Haiti and Sam Sharpe: The Self-Emancipation of Africans on the Plantation


This Holiday season marks the anniversary of two significant events in Caribbean and African Diaspora history; the revolt of Sam Sharpe in Jamaica which began on December 25, 1831 and the independence of Haiti which was declared on January 1, 1804. Why these events are of historical relevance to people of African descent is that they represent the struggle for freedom on the part of enslaved Africans. Very often the historical narratives of slavery that are presented neglect the African role in liberating themselves from the chains of slavery.

This is a topic that is of personal interest for me since my experience of learning about slavery in high school gave me the impression that, with the exception of a few instances of resistance against slavery, Africans only achieved their freedom due to the good will of white people. I was given the story of Abraham Lincoln the great Emancipation, knowing relatively little of the roles that former slaves such as Frederick Douglas and Harriet Tubman played in the abolition of slavery in the United States and Martin Delany, who is often dubbed the Father of Black Nationalism, was never mentioned at all in class. The discussion on the abolition of slavery in the Caribbean was even shallower. This merely consisted of watching a biopic on William Wilberforce and of course there was nothing said in class about the role that the abolitionist Olaudah Equiano played in abolishing slavery in the British West Indies.

The Guyanese writer and political activist Eusi Kwayana once explained, "There is no emancipation that is not self-emancipation." The Africans that were enslaved on the plantations of the Americas understood this well. They rose up and fought for their own emancipation. The Haitian Revolution, which began on 1794, resulted in the liberation of the Haitian people from their French slavers. Afterwards Haiti became a symbol of freedom in the eyes of many enslaved African people throughout the Americas. Julien Fedon, a mixed race man who led a revolt against slavery of his own in Grenada, is said to have stated that his goal was to make Grenada into a black republic like Haiti. Denmark Vesey, who organized a failed plot in South Carolina, was also inspired by the revolt in Haiti.

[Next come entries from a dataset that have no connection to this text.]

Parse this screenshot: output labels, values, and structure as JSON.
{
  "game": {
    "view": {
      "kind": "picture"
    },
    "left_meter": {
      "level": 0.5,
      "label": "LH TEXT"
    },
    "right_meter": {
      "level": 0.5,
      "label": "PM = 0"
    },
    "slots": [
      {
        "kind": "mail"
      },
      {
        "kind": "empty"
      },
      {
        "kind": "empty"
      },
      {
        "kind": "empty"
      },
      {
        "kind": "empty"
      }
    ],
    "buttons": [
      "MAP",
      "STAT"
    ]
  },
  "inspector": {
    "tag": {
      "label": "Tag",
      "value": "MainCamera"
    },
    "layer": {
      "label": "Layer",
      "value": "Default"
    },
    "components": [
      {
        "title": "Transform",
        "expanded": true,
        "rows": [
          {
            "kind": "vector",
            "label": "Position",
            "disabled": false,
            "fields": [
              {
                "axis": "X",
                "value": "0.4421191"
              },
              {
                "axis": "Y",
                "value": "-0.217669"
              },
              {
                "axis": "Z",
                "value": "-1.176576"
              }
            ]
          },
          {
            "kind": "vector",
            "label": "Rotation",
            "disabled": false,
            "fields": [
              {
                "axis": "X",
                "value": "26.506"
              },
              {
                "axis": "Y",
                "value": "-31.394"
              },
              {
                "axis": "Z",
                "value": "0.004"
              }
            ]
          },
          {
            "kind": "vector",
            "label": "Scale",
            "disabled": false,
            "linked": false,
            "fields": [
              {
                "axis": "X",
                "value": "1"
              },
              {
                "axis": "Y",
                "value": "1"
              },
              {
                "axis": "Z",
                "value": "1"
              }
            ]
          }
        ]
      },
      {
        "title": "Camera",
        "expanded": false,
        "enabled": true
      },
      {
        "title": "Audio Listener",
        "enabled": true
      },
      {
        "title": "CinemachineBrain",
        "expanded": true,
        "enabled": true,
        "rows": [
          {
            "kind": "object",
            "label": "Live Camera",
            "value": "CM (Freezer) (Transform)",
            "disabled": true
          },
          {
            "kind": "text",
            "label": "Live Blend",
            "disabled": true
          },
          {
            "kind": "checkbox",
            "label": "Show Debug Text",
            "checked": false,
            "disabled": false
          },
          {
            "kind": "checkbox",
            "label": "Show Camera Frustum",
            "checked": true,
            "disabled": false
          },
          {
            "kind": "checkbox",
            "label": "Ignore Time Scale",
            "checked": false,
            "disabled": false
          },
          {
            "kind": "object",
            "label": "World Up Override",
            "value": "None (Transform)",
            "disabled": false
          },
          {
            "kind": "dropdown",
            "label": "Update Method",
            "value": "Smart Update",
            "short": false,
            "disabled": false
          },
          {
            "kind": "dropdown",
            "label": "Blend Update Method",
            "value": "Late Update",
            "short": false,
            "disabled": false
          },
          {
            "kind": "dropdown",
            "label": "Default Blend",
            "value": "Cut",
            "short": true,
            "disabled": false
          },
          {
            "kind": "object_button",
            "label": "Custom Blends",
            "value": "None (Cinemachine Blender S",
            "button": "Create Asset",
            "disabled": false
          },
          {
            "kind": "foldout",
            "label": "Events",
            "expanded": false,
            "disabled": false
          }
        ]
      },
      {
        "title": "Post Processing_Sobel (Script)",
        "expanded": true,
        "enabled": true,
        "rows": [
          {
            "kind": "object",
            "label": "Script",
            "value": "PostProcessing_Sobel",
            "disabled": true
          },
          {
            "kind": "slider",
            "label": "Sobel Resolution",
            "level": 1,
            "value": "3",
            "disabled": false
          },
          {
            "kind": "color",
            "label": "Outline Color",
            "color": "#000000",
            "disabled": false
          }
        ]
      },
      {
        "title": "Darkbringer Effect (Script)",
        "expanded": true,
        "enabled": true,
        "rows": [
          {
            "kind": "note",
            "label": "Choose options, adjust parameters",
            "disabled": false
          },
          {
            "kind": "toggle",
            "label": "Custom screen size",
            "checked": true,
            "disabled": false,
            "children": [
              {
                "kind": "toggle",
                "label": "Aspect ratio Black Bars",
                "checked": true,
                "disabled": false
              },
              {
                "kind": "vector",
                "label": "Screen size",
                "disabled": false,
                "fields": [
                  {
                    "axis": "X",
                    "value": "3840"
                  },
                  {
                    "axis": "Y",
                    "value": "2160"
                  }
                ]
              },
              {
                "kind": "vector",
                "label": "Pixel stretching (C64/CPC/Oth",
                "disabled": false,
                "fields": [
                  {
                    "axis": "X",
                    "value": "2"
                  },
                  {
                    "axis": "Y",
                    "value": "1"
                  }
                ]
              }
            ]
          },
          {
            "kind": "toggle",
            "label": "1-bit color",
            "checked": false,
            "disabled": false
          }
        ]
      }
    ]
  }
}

The uprising that was led by Sam Sharpe was not an immediate success. Unlike the Haitian revolt, Sharpe's uprising was meant to be a non-violent one. Sharpe's plan was that the slaves in Jamaica would go on strike. They would refuse to work the plantations until they were given their freedom from slavery and given a wage for their labor. These plans went awry as some of the slaves resorted to violence, which was not Sharpe's original intent. This forced the colonial government to suppress Share's strike using violent force. Despite expressing regret that his revolt resulted in the loss of life, Sharpe was unapologetic about demanding the freedom of his people.

Although the uprising failed and Sharpe was executed, the revolt caused the British to abolish slavery much earlier than they had originally intended to do. Sharpe's revolt was the largest of a series of slave revolts that occurred in the British West Indies throughout the 1800s. This included an 1816 revolt led by Bussa in Barbados, an 1823 revolt in British Guiana led by Jack Gladstone, and an insurrection in 1831 by slaves in Antigua. The Trinidadian historian Eric Williams noted that by 1833 the British government only had two alternatives when it came to slavery in the Caribbean, "emancipation from above, or emancipation from below." Rather than risking a repeat of the Haitian Revolution, the British opted for emancipation from above. Many of the British abolitionists, including Wilberforce, favored a gradual approach to emancipation which the slaves themselves demonstrated little patience for.

People often think of history as past events with little or no relevance to the present day, but one of the ways in which history impacts us is in how we perceive ourselves. For this reason it is important for people of African descent to recognize that the abolition of slavery was not something that our ancestors played a passive role in. Anti-slavery propaganda included the image of a shackled African on one knee pleading. Included in the image is the phrase, "Am I not a man and a brother." This was meant to invoke the image of a suffering and helpless slave, begging for freedom. Sam Sharpe and the leaders of the Haitian Revolution stand as reminders that African people did not beg for freedom. They actively fought for their freedom and they eventually won that freedom.